A plan to develop responsible investment guidance for the UK’s eight new local government pension scheme (LGPS) pools has been temporarily put on hold following the government’s announcement of an update to regulations around fiduciary duty.
The Local Government Pension Scheme Advisory Board (SAB), which helps coordinate technical and standards issues, had been working on guidance for the funds, which have a combined asset base of £259bn (€291bn).
This has now been halted for the time being after the Department of Work and Pensions (DWP) introduced an update to fiduciary duty regulations last week.
Instead, the SAB is working to incorporate the DWP’s amendments into the statutory guidance
on Preparing and Maintaining an Investment Strategy Statement, published by the Department for Communities and Local Government (DCLG) ‒ now the Ministry of Housing, Communities and Local Government (MHCLG) ‒ in July 2017.
Under the Local Government Pension Scheme (Management and Investment of Funds) Regulations 2016, a scheme is required to have an Investment Strategy Statement which sets out “how social, environmental or corporate governance considerations are taken into account”.

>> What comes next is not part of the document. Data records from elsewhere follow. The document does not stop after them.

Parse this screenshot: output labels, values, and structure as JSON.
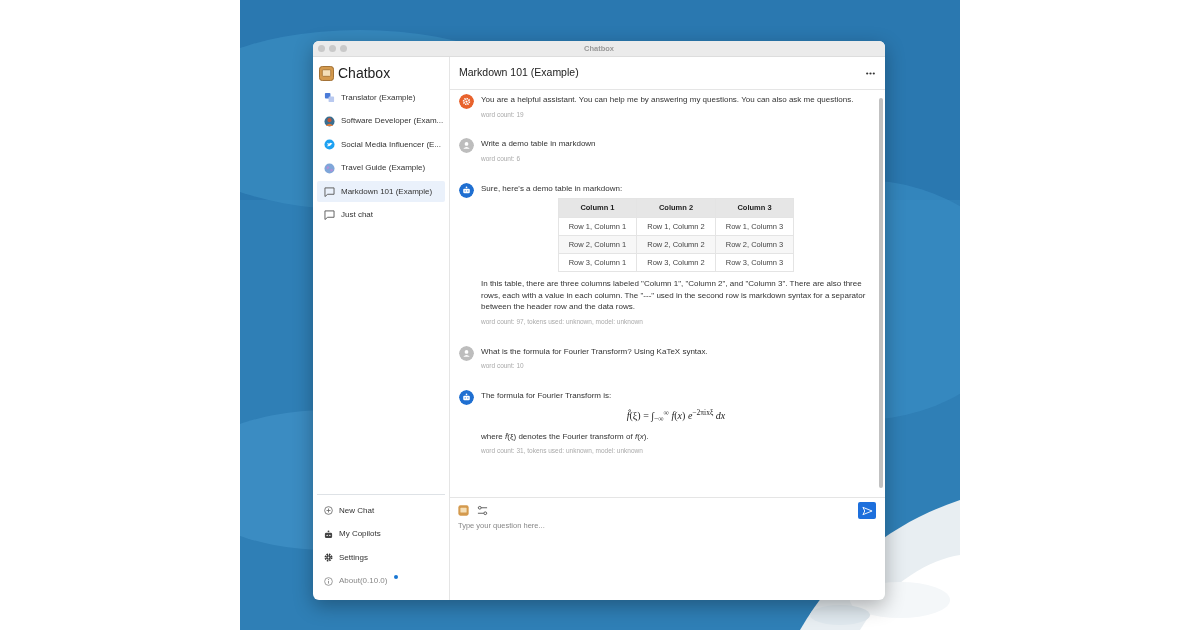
{
  "window": {
    "title": "Chatbox"
  },
  "sidebar": {
    "app_name": "Chatbox",
    "sessions": [
      {
        "label": "Translator (Example)",
        "kind": "copilot",
        "selected": false
      },
      {
        "label": "Software Developer (Exam...",
        "kind": "copilot",
        "selected": false
      },
      {
        "label": "Social Media Influencer (E...",
        "kind": "copilot",
        "selected": false
      },
      {
        "label": "Travel Guide (Example)",
        "kind": "copilot",
        "selected": false
      },
      {
        "label": "Markdown 101 (Example)",
        "kind": "chat",
        "selected": true
      },
      {
        "label": "Just chat",
        "kind": "chat",
        "selected": false
      }
    ],
    "menu": [
      {
        "label": "New Chat",
        "kind": "new",
        "notification": false
      },
      {
        "label": "My Copilots",
        "kind": "copilots",
        "notification": false
      },
      {
        "label": "Settings",
        "kind": "settings",
        "notification": false
      },
      {
        "label": "About(0.10.0)",
        "kind": "about",
        "notification": true
      }
    ]
  },
  "chat": {
    "session_title": "Markdown 101 (Example)",
    "messages": [
      {
        "kind": "system",
        "blocks": [
          {
            "kind": "text",
            "text": "You are a helpful assistant. You can help me by answering my questions. You can also ask me questions."
          }
        ],
        "meta": "word count: 19"
      },
      {
        "kind": "user",
        "blocks": [
          {
            "kind": "text",
            "text": "Write a demo table in markdown"
          }
        ],
        "meta": "word count: 6"
      },
      {
        "kind": "assistant",
        "blocks": [
          {
            "kind": "text",
            "text": "Sure, here's a demo table in markdown:"
          },
          {
            "kind": "table",
            "columns": [
              "Column 1",
              "Column 2",
              "Column 3"
            ],
            "rows": [
              [
                "Row 1, Column 1",
                "Row 1, Column 2",
                "Row 1, Column 3"
              ],
              [
                "Row 2, Column 1",
                "Row 2, Column 2",
                "Row 2, Column 3"
              ],
              [
                "Row 3, Column 1",
                "Row 3, Column 2",
                "Row 3, Column 3"
              ]
            ]
          },
          {
            "kind": "text",
            "text": "In this table, there are three columns labeled \"Column 1\", \"Column 2\", and \"Column 3\". There are also three rows, each with a value in each column. The \"---\" used in the second row is markdown syntax for a separator between the header row and the data rows."
          }
        ],
        "meta": "word count: 97, tokens used: unknown, model: unknown"
      },
      {
        "kind": "user",
        "blocks": [
          {
            "kind": "text",
            "text": "What is the formula for Fourier Transform? Using KaTeX syntax."
          }
        ],
        "meta": "word count: 10"
      },
      {
        "kind": "assistant",
        "blocks": [
          {
            "kind": "text",
            "text": "The formula for Fourier Transform is:"
          },
          {
            "kind": "formula",
            "text": "*f̂*(ξ) = ∫$_{−∞}$$^{∞}$ *f*(*x*) *e*$^{−2πixξ}$ *dx*"
          },
          {
            "kind": "text",
            "text": "where *f̂*(ξ) denotes the Fourier transform of *f*(*x*)."
          }
        ],
        "meta": "word count: 31, tokens used: unknown, model: unknown"
      }
    ],
    "input": {
      "placeholder": "Type your question here..."
    }
  }
}
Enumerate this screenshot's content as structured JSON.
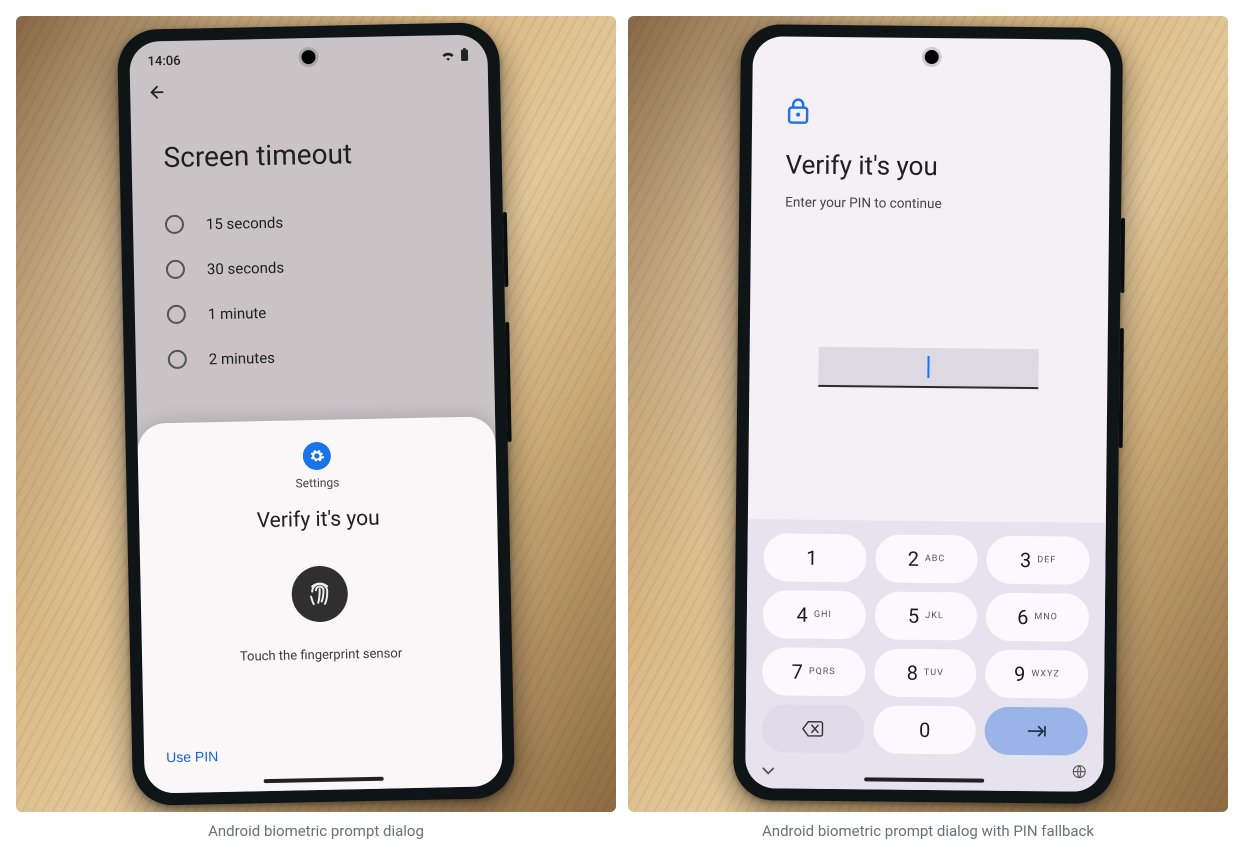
{
  "captions": {
    "left": "Android biometric prompt dialog",
    "right": "Android biometric prompt dialog with PIN fallback"
  },
  "left_phone": {
    "status": {
      "time": "14:06"
    },
    "settings": {
      "title": "Screen timeout",
      "options": [
        "15 seconds",
        "30 seconds",
        "1 minute",
        "2 minutes"
      ]
    },
    "sheet": {
      "app_name": "Settings",
      "title": "Verify it's you",
      "hint": "Touch the fingerprint sensor",
      "fallback_label": "Use PIN"
    }
  },
  "right_phone": {
    "verify": {
      "title": "Verify it's you",
      "subtitle": "Enter your PIN to continue"
    },
    "keypad": [
      {
        "digit": "1",
        "letters": ""
      },
      {
        "digit": "2",
        "letters": "ABC"
      },
      {
        "digit": "3",
        "letters": "DEF"
      },
      {
        "digit": "4",
        "letters": "GHI"
      },
      {
        "digit": "5",
        "letters": "JKL"
      },
      {
        "digit": "6",
        "letters": "MNO"
      },
      {
        "digit": "7",
        "letters": "PQRS"
      },
      {
        "digit": "8",
        "letters": "TUV"
      },
      {
        "digit": "9",
        "letters": "WXYZ"
      }
    ],
    "zero": "0"
  }
}
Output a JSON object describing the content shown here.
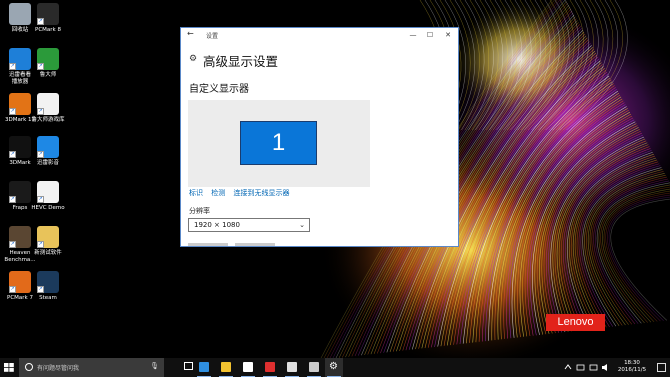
{
  "desktop": {
    "icons": [
      {
        "label": "回收站",
        "icon": "recycle-bin-icon",
        "color": "#9aa6b2"
      },
      {
        "label": "PCMark 8",
        "icon": "pcmark8-icon",
        "color": "#2a2a2a"
      },
      {
        "label": "迅雷看看\n播放器",
        "icon": "xunlei-player-icon",
        "color": "#1e7fd8"
      },
      {
        "label": "鲁大师",
        "icon": "ludashi-icon",
        "color": "#2b9a3a"
      },
      {
        "label": "3DMark 11",
        "icon": "3dmark11-icon",
        "color": "#e27316"
      },
      {
        "label": "鲁大师游戏库",
        "icon": "ludashi-games-icon",
        "color": "#f2f2f2"
      },
      {
        "label": "3DMark",
        "icon": "3dmark-icon",
        "color": "#111111"
      },
      {
        "label": "迅雷影音",
        "icon": "xunlei-video-icon",
        "color": "#1e88e5"
      },
      {
        "label": "Fraps",
        "icon": "fraps-icon",
        "color": "#1a1a1a"
      },
      {
        "label": "HEVC Demo",
        "icon": "hevc-demo-icon",
        "color": "#f3f3f3"
      },
      {
        "label": "Heaven\nBenchma...",
        "icon": "heaven-benchmark-icon",
        "color": "#5a4632"
      },
      {
        "label": "新测试软件",
        "icon": "folder-icon",
        "color": "#e8c35a"
      },
      {
        "label": "PCMark 7",
        "icon": "pcmark7-icon",
        "color": "#e26a1a"
      },
      {
        "label": "Steam",
        "icon": "steam-icon",
        "color": "#1b3a5c"
      }
    ],
    "brand": "Lenovo"
  },
  "window": {
    "app_title": "设置",
    "back_glyph": "←",
    "controls": {
      "minimize": "—",
      "maximize": "☐",
      "close": "✕"
    },
    "page_title": "高级显示设置",
    "section_title": "自定义显示器",
    "monitor_number": "1",
    "links": {
      "identify": "标识",
      "detect": "检测",
      "connect_wireless": "连接到无线显示器"
    },
    "resolution": {
      "label": "分辨率",
      "value": "1920 × 1080"
    }
  },
  "taskbar": {
    "search_placeholder": "有问题尽管问我",
    "apps": [
      {
        "name": "task-view-icon",
        "color": "#ffffff"
      },
      {
        "name": "edge-icon",
        "color": "#2f8fe0"
      },
      {
        "name": "file-explorer-icon",
        "color": "#f2c230"
      },
      {
        "name": "store-icon",
        "color": "#ffffff"
      },
      {
        "name": "mail-icon",
        "color": "#e03030"
      },
      {
        "name": "document-icon",
        "color": "#e0e0e0"
      },
      {
        "name": "game-icon",
        "color": "#cccccc"
      },
      {
        "name": "settings-icon",
        "color": "#ffffff"
      }
    ],
    "time": "18:30",
    "date": "2016/11/5"
  },
  "colors": {
    "accent": "#0a76d8",
    "link": "#0066b4",
    "taskbar": "#101010"
  }
}
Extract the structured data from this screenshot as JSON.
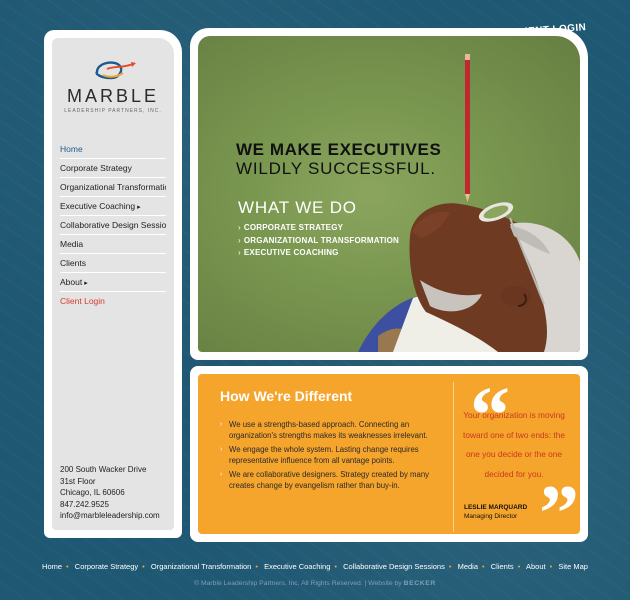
{
  "header": {
    "client_login": "CLIENT LOGIN"
  },
  "logo": {
    "name": "MARBLE",
    "tagline": "LEADERSHIP PARTNERS, INC."
  },
  "nav": [
    {
      "label": "Home"
    },
    {
      "label": "Corporate Strategy"
    },
    {
      "label": "Organizational Transformation"
    },
    {
      "label": "Executive Coaching"
    },
    {
      "label": "Collaborative Design Sessions"
    },
    {
      "label": "Media"
    },
    {
      "label": "Clients"
    },
    {
      "label": "About"
    },
    {
      "label": "Client Login"
    }
  ],
  "address": {
    "line1": "200 South Wacker Drive",
    "line2": "31st Floor",
    "line3": "Chicago, IL 60606",
    "phone": "847.242.9525",
    "email": "info@marbleleadership.com"
  },
  "hero": {
    "headline1": "WE MAKE EXECUTIVES",
    "headline2": "WILDLY SUCCESSFUL.",
    "what_we_do": "WHAT WE DO",
    "services": [
      "CORPORATE STRATEGY",
      "ORGANIZATIONAL TRANSFORMATION",
      "EXECUTIVE COACHING"
    ]
  },
  "different": {
    "title": "How We're Different",
    "points": [
      "We use a strengths-based approach. Connecting an organization's strengths makes its weaknesses irrelevant.",
      "We engage the whole system. Lasting change requires representative influence from all vantage points.",
      "We are collaborative designers. Strategy created by many creates change by evangelism rather than buy-in."
    ],
    "quote": "Your organization is moving toward one of two ends: the one you decide or the one decided for you.",
    "author": "LESLIE MARQUARD",
    "author_title": "Managing Director"
  },
  "footer": {
    "links": [
      "Home",
      "Corporate Strategy",
      "Organizational Transformation",
      "Executive Coaching",
      "Collaborative Design Sessions",
      "Media",
      "Clients",
      "About",
      "Site Map"
    ],
    "copyright": "© Marble Leadership Partners, Inc. All Rights Reserved. | Website by",
    "credit": "BECKER"
  },
  "colors": {
    "background": "#1f5873",
    "accent_orange": "#f5a42c",
    "nav_active": "#1f5d8e",
    "client_login_red": "#d83a2a",
    "quote_red": "#c9391f"
  }
}
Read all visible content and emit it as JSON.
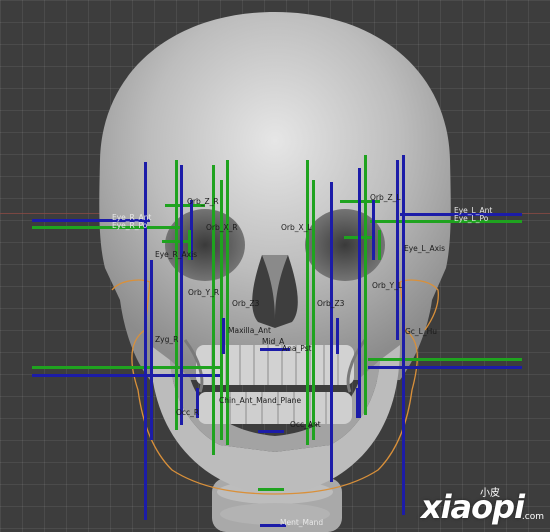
{
  "viewport": {
    "name": "3D Viewport",
    "corner_text": "",
    "colors": {
      "background": "#3d3d3d",
      "skull": "#c9c9c9",
      "guide_green": "#1fa31f",
      "guide_blue": "#1c1ca8",
      "face_outline": "#d9903a"
    }
  },
  "labels": [
    {
      "id": "orb-z-r",
      "text": "Orb_Z_R"
    },
    {
      "id": "orb-z-l",
      "text": "Orb_Z_L"
    },
    {
      "id": "eye-r-ant",
      "text": "Eye_R_Ant"
    },
    {
      "id": "eye-l-ant",
      "text": "Eye_L_Ant"
    },
    {
      "id": "eye-r-pos",
      "text": "Eye_R_Po"
    },
    {
      "id": "eye-l-pos",
      "text": "Eye_L_Po"
    },
    {
      "id": "orb-x-r",
      "text": "Orb_X_R"
    },
    {
      "id": "orb-x-l",
      "text": "Orb_X_L"
    },
    {
      "id": "eye-r-axis",
      "text": "Eye_R_Axis"
    },
    {
      "id": "eye-l-axis",
      "text": "Eye_L_Axis"
    },
    {
      "id": "orb-y-r",
      "text": "Orb_Y_R"
    },
    {
      "id": "orb-y-l",
      "text": "Orb_Y_L"
    },
    {
      "id": "orb-z3-r",
      "text": "Orb_Z3"
    },
    {
      "id": "orb-z3-l",
      "text": "Orb_Z3"
    },
    {
      "id": "zyg-r",
      "text": "Zyg_R"
    },
    {
      "id": "zyg-l",
      "text": "Gc_L_Hu"
    },
    {
      "id": "maxilla",
      "text": "Maxilla_Ant"
    },
    {
      "id": "midline-a",
      "text": "Mid_A"
    },
    {
      "id": "midline-b",
      "text": "Ana_Pst"
    },
    {
      "id": "chin-ant",
      "text": "Chin_Ant_Mand_Plane"
    },
    {
      "id": "occ-r",
      "text": "Occ_R"
    },
    {
      "id": "occ-l",
      "text": "Occ_Ant"
    },
    {
      "id": "menton",
      "text": "Ment_Mand"
    }
  ],
  "watermark": {
    "main": "xiaopi",
    "sub": "小皮",
    "suffix": ".com"
  }
}
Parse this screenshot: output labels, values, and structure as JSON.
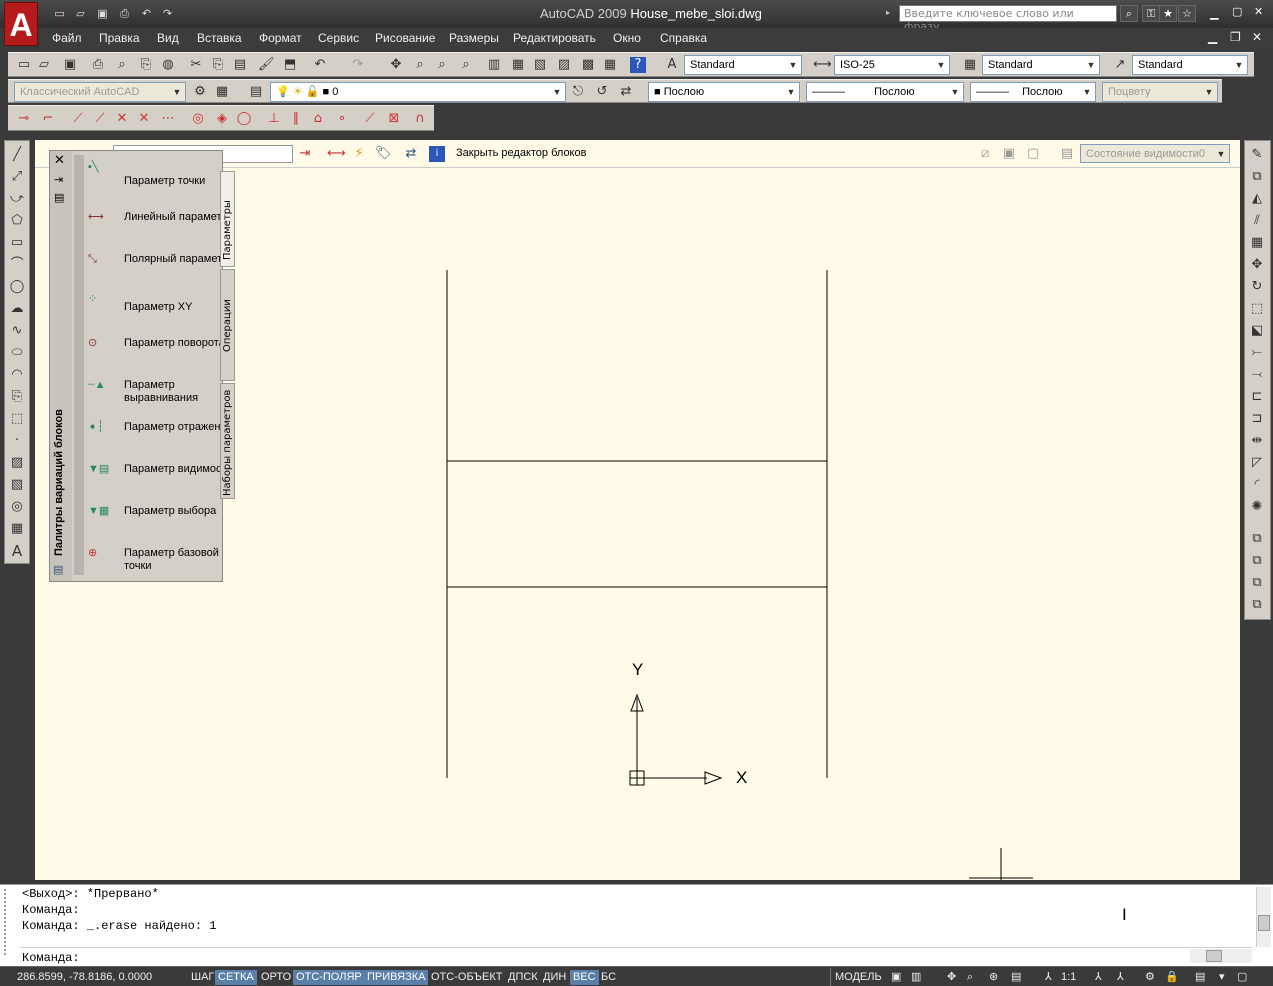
{
  "app": {
    "title_prefix": "AutoCAD 2009",
    "filename": "House_mebe_sloi.dwg",
    "logo": "A",
    "search_placeholder": "Введите ключевое слово или фразу"
  },
  "menu": [
    "Файл",
    "Правка",
    "Вид",
    "Вставка",
    "Формат",
    "Сервис",
    "Рисование",
    "Размеры",
    "Редактировать",
    "Окно",
    "Справка"
  ],
  "toolbar1": {
    "text_style": "Standard",
    "dim_style": "ISO-25",
    "table_style": "Standard",
    "mleader_style": "Standard"
  },
  "toolbar2": {
    "workspace": "Классический AutoCAD",
    "layer": "0",
    "color": "Послою",
    "linetype": "Послою",
    "lineweight": "Послою",
    "plotstyle": "Поцвету"
  },
  "block_editor": {
    "close_label": "Закрыть редактор блоков",
    "visibility_state": "Состояние видимости0"
  },
  "palette": {
    "title": "Палитры вариаций блоков",
    "tabs": [
      "Параметры",
      "Операции",
      "Наборы параметров"
    ],
    "items": [
      {
        "label": "Параметр точки",
        "icon": "point-parameter-icon"
      },
      {
        "label": "Линейный параметр",
        "icon": "linear-parameter-icon"
      },
      {
        "label": "Полярный параметр",
        "icon": "polar-parameter-icon"
      },
      {
        "label": "Параметр XY",
        "icon": "xy-parameter-icon"
      },
      {
        "label": "Параметр поворота",
        "icon": "rotation-parameter-icon"
      },
      {
        "label": "Параметр выравнивания",
        "icon": "alignment-parameter-icon"
      },
      {
        "label": "Параметр отражения",
        "icon": "flip-parameter-icon"
      },
      {
        "label": "Параметр видимости",
        "icon": "visibility-parameter-icon"
      },
      {
        "label": "Параметр выбора",
        "icon": "lookup-parameter-icon"
      },
      {
        "label": "Параметр базовой точки",
        "icon": "basepoint-parameter-icon"
      }
    ]
  },
  "ucs": {
    "x_label": "X",
    "y_label": "Y"
  },
  "command": {
    "lines": [
      "<Выход>: *Прервано*",
      "Команда:",
      "Команда: _.erase найдено: 1"
    ],
    "prompt": "Команда:"
  },
  "status": {
    "coords": "286.8599, -78.8186, 0.0000",
    "toggles": [
      {
        "label": "ШАГ",
        "on": false
      },
      {
        "label": "СЕТКА",
        "on": true
      },
      {
        "label": "ОРТО",
        "on": false
      },
      {
        "label": "ОТС-ПОЛЯР",
        "on": true
      },
      {
        "label": "ПРИВЯЗКА",
        "on": true
      },
      {
        "label": "ОТС-ОБЪЕКТ",
        "on": false
      },
      {
        "label": "ДПСК",
        "on": false
      },
      {
        "label": "ДИН",
        "on": false
      },
      {
        "label": "ВЕС",
        "on": true
      },
      {
        "label": "БС",
        "on": false
      }
    ],
    "model_label": "МОДЕЛЬ",
    "scale": "1:1"
  },
  "colors": {
    "canvas": "#fffbe8",
    "toggle_on": "#5a7fa8",
    "logo": "#b51b1b"
  }
}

In 2017 guidance the department states that schemes may take non-financial factors into account “where they have good reason to think that scheme members would support their decision”.
In contrast, the DWP’s changes to fiduciary duty emphasised the “long-term financial risks and opportunities” presented by ESG considerations, and addressed the “misperception” that these issues were a matter of “personal ethics, or optional extras”.The Scheme Advisory Board will decide whether to recommend any changes to the statutory guidance at the next meeting of MHCLG ministers, scheduled for October 10.
“Just to be clear, we have not abandoned the RI guidance.”
As a statutory guidance, the MHCLG guidance has a higher level of compliance than any issued by the SAB ‒ including the RI guidance.
SAB Secretary, Bob Holloway, told RI: “Just to be clear, we have not abandoned the RI guidance. It will continue to publication, hopefully by early next year.”
While the changes in regulations announced by the DWP are aimed at trust-based pensions funds and not statutory schemes like the LGPS pools ‒ which are regulated by The Pensions Regulator ‒ Holloway said the Board “has always been keen to replicate legislation applying to trust-based funds where appropriate”.
The RI guidance is under the purview of the Board’s Investment, Governance and Engagement sub-committee, and a draft version has been put forward for consideration at least since May 2017.
Contract-based schemes are the other most common legal structure for pensions in the UK and are regulated by the Financial Conduct Authority (FCA). For these schemes, a consultation on new guidance to incorporate “evaluating ESG considerations, including climate change” and “members’ ethical concerns” is due to take place in the first quarter of 2019.